In January this year Sweden was shocked by a murder performed by a member of a very closed sect in a little village, Knutby, a few miles from Uppsala. The sect regarded themselves as a Pentecostal congregation. A young woman has admitted that she shot the wife of the head pastor of the sect and the wife was killed. She also shot a male member of the sect and he was seriously wounded. She has not yet told any motive for the murder. It has been disclosed that the pastor and the wife of the shot man had a love affair and the motive of the murder is still under investigation. A suspicion is that the pastor could be involved in the murder and the woman who performed the murder was under the influence of him. According to the doctrines of the sect divorce is not allowed. All members of the sect believed in the beginning that the pastor was innocent and that the story of love affair was a lie. The wife of the shot man has now admitted that she and the pastor had a love affair. The sect has now condemned the pastor and removed him from his leadership. The doctrines of the sect in Knutby are very similar to the doctrines of the Word of Life and at least two of the pastors have attended the Bible school of Word of Life. In the forensic psychiatric examination of the woman who admitted the murder the psychiatrists have different opinions if she has a psychiatric illness or not. We do not know the outcome yet.
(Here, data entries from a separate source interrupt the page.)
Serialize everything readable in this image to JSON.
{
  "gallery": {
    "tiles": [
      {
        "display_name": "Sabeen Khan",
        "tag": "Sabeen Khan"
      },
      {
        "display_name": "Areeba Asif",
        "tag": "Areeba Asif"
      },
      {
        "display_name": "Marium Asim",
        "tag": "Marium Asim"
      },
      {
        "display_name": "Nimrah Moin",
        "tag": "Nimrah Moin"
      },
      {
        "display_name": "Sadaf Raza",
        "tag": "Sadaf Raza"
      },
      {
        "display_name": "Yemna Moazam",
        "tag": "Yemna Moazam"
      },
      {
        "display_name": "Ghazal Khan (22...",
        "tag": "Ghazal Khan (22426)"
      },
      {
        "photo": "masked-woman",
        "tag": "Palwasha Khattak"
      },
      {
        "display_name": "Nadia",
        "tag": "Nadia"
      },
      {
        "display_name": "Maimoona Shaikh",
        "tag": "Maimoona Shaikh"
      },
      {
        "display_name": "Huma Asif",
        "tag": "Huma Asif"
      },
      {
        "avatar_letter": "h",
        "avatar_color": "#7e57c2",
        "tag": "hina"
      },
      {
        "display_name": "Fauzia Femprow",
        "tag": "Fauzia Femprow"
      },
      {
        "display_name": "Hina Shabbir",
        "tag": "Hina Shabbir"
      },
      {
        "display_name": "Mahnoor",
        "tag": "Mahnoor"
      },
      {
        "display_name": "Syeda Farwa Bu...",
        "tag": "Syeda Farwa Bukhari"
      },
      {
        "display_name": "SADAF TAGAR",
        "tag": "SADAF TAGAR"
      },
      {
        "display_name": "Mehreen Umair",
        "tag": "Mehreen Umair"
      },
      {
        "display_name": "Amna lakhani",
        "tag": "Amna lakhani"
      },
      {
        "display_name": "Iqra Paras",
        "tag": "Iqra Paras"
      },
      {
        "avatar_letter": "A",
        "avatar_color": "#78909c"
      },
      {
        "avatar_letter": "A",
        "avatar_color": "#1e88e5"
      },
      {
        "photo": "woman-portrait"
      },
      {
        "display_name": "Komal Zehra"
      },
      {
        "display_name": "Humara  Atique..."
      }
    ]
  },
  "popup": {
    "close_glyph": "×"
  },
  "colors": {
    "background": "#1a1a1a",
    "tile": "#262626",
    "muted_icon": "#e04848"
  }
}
Severe and often long-standing psychiatric problems have been recognised in former students of the Word of Life Bible School. Almost half of the 43 individuals interviewed had experienced psychosis-like symptoms and one out of four had attempted suicide. There is a need in Sweden to get a competence centre where experience of sect problems can be combined with ordinary psychiatric care. To the centre should be connected a rehabilitation unit similar to Wellspring in USA.
We also need a new legislation that puts the needs and care for the affected in focus, and gives us the possibility to protect children from unhealthy influence from manipulative groups. This way it would also be possible to prosecute people that have caused members in a destructive cult severe psychological illness.
Marseilles, March 2004
New psychiatric symptoms in former Bible school students (N = 43)
|Anxiety, especially panic attacks||40 (93 %)|
|Nightmares, sleeping disorders||37 (86 %)|
|Fear of losing one´s sanity||33 (77 %)|
|Feeling of emptiness||38 (88 %)|
|Difficulty concentrating||32 (75 %)|
|Feeling loss of|
|26 (60 %)|
|Difficulty handling emotions||39 (91 %)|
New psychiatric symptoms in former Bible school students (N = 43)
|Difficulty making decisions||32 (74 %)|
|Feelings of guilt||40 (93 %)|
|Difficulty with social contacts||31 (72 %)|
|Regression||15 (35 %)|
|Psychosomatic symptoms||27 (63 %)|
|Suicidal thoughts||27 (63 %)|
|Attempted suicide||10 (23 %)|
|Psychosis-like symptoms||20 (47 %)|
Psychiatric care among former Bible school students (N = 43)
|Before Bible school||After Bible school|
|Contact with a psychiatrist||7 (16 %)||27 (63 %)|
|Care in psychiatric clinic or mental hospital||1 (2 %)||11 (26 %)|
Length of stay in a psychiatric clinic (hospital) by former Bible school students (11 students received care)
|Length of stay||Number|
|Less than 1 week||1|
|1 – 4 weeks||4|
|1 – 3 months||2|
|More than 3 months||4|
Sick leave due to cult problems in former Bible school students
(24 out of 43 interviewed (56 %) required sick leave)
|Length of sick leave||Number|
|Less than 2 months||9|
|2 – 6 months||7|
|6 – 12 months||3|
|More than 12 months||5|